Human Trafficking: Not in my neighborhood… or is it?

November 7, 2017

Do you know how to avoid being a victim of human trafficking? Human trafficking is the forced exploitation of people for labor or sexual relations. Human Trafficking is big business; it’s a $32 billion dollar per year industry and is the second-fastest-growing criminal activity in the United States.

Traffickers are not picky about their victims and their only concern is about how much money they can make. Victims of human trafficking can be anyone, including children, teens, and adults. They also come from all walks of life: poor, middle class, wealthy, young, old, male, female and of every ethnicity and race.

Many people believe human trafficking only happens in other countries and overseas, but in 2016 the National Human Trafficking Hotline had 7,621 human trafficking cases reported – 249 of those cases were reported in Michigan. Human trafficking knows no zip code and does not only exist in big cities, like Las Vegas or New York. This problem even exists in small rural areas like Shiawassee County. So, it is important to raise awareness and educate our community about human trafficking.

What does human trafficking look like in your stores, home, and community?

Experts believe that most cases of human trafficking go unreported. Statistically speaking, only about 3% of human trafficking victims are abducted from places like malls, sporting events, and grocery stores. Other cases of human trafficking are family members selling their own relatives. However, most cases of sexual and labor trafficking are, in fact, by recruitment.

It is very important to understand how traffickers recruit. Traffickers often make false promises for a better life to their victims. Many children, teens, and adults are looking for someone who will accept them. Traffickers can sense their vulnerability and lure them by showering them with affection, attention and offering expensive gifts and clothing.  For the victim, an unrealistic picture is painted of what life would be like in a “new” family or a life with money.  Often traffickers try to isolate their victims or turn them against their family. Once “hooked”, the victims are told in order to keep living such lavish lifestyle s, they must “give something to get something”.  Victims are then coerced, or forced, into prostitution or free labor and are often introduced to illegal drugs. If the victim tries to pull away from the situation, the trafficker often threatens the victim’s safety or the safety of their family members if they do not continue to comply.

Protect yourself and your children from becoming victims of Human Trafficking

  • Don’t be distracted when out in public. Put away cell phones and pay attention to what is going on around you! When you aren’t alert you become an easier target for crime.
  • Don’t make any decisions under the influence of substances, like alcohol and illegal drugs.
  • If someone promises you something “too good to be true”, beware!
  • Traffickers often look like “normal” people and are very friendly and encouraging.
  • If you are thinking about running away from home, locate a local shelter or another safe place.
  • If offered an opportunity for education or a better income, always check with the agency or recruiters to be sure they are reputable. Always ask lots of questions, this will help you avoid scams and dangerous situations.
  • Always know who your child’s friends are, even online friends.
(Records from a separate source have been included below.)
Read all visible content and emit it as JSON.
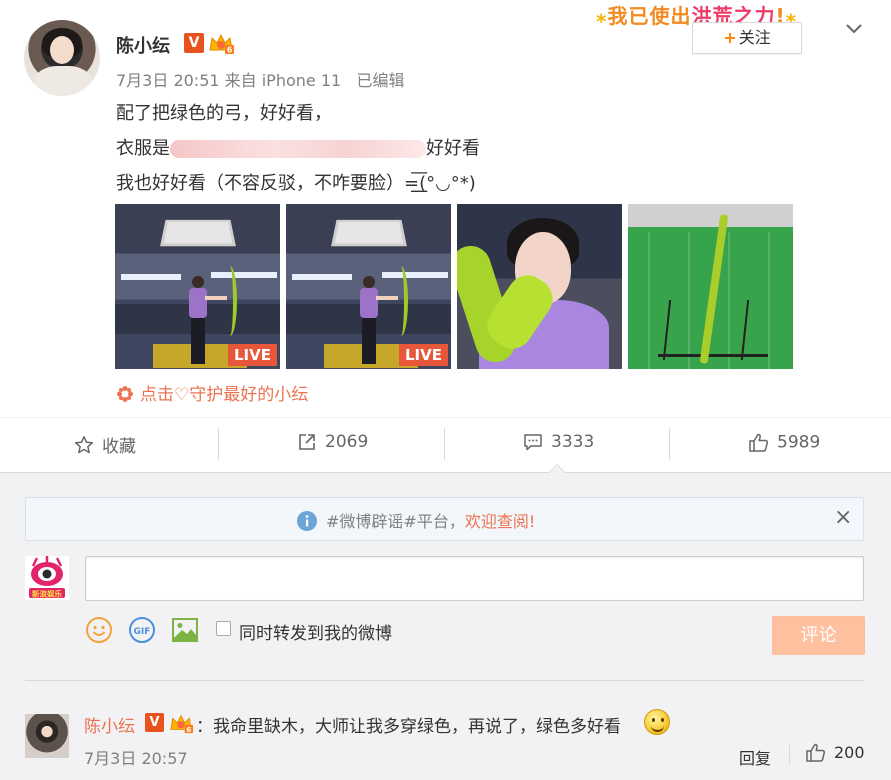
{
  "post": {
    "username": "陈小纭",
    "verified_badge": "V",
    "meta": "7月3日 20:51 来自 iPhone 11   已编辑",
    "lines": {
      "line1": "配了把绿色的弓，好好看，",
      "line2_prefix": "衣服是",
      "line2_suffix": "好好看",
      "line3": "我也好好看（不容反驳，不咋要脸）=͟͟͞͞(๑•̀=•́๑)"
    },
    "line3_display": "我也好好看（不容反驳，不咋要脸）=͟͟͞(°◡°*)",
    "follow_label": "关注",
    "follow_plus": "+",
    "banner_text_a": "我已使出",
    "banner_text_b": "洪荒之力",
    "banner_text_c": "!",
    "images": [
      {
        "type": "live",
        "badge": "LIVE"
      },
      {
        "type": "live",
        "badge": "LIVE"
      },
      {
        "type": "photo"
      },
      {
        "type": "photo"
      }
    ],
    "sub_link": "点击♡守护最好的小纭",
    "sub_link_icon": "flower-icon"
  },
  "actions": {
    "favorite_label": "收藏",
    "repost_count": "2069",
    "comment_count": "3333",
    "like_count": "5989"
  },
  "notice": {
    "text_prefix": "#微博辟谣#平台，",
    "text_link": "欢迎查阅!",
    "close": "×"
  },
  "composer": {
    "input_value": "",
    "also_repost_label": "同时转发到我的微博",
    "submit_label": "评论",
    "avatar_caption": "新浪娱乐"
  },
  "comment": {
    "username": "陈小纭",
    "verified_badge": "V",
    "text": "：我命里缺木，大师让我多穿绿色，再说了，绿色多好看",
    "time": "7月3日 20:57",
    "reply_label": "回复",
    "like_count": "200"
  },
  "colors": {
    "accent_orange": "#eb7350",
    "follow_plus": "#ff8200",
    "live_badge": "#e8573a",
    "submit_disabled": "#ffc09f"
  }
}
Social media (like Facebook and messaging apps) and online video games are a prime target for children.
  • Always love your children unconditionally- if problems exist seek counseling, mentoring programs or rehab.

If you are being watched or followed:

  • Remain in control but draw attention to yourself – talk loud or make a scene.
  • Don’t let the trafficker get behind you.
  • Call 911 and alert store personnel or a security guard.
  • Use your cell phone and take a picture of the trafficker and send it to friends, family or 911.
  • Text your name, your location (name of the store or address where you are) to the National Human Trafficking Hotline at 233733.

How you can help

If you suspect human trafficking please report your findings to the National Human Trafficking Hotline: (888) 373-7888. If you are a victim of human trafficking, you can text the word “SAFE” and your location to 69866 for immediate help and within seconds you will receive a text back with the closest safe place location.



Author Nicole Peel is a Women’s Health Nurse Practitioner with Health Partners for Women in Owosso. Nicole is very passionate about being a women’s health advocate and educates patients in all areas of women’s health and wellness. She truly believes in the importance of educating all women, especially young women so they can develop healthy choices about their health that will impact them during their lifetime. Nicole is currently accepting new patients with most insurances. For additional information click here.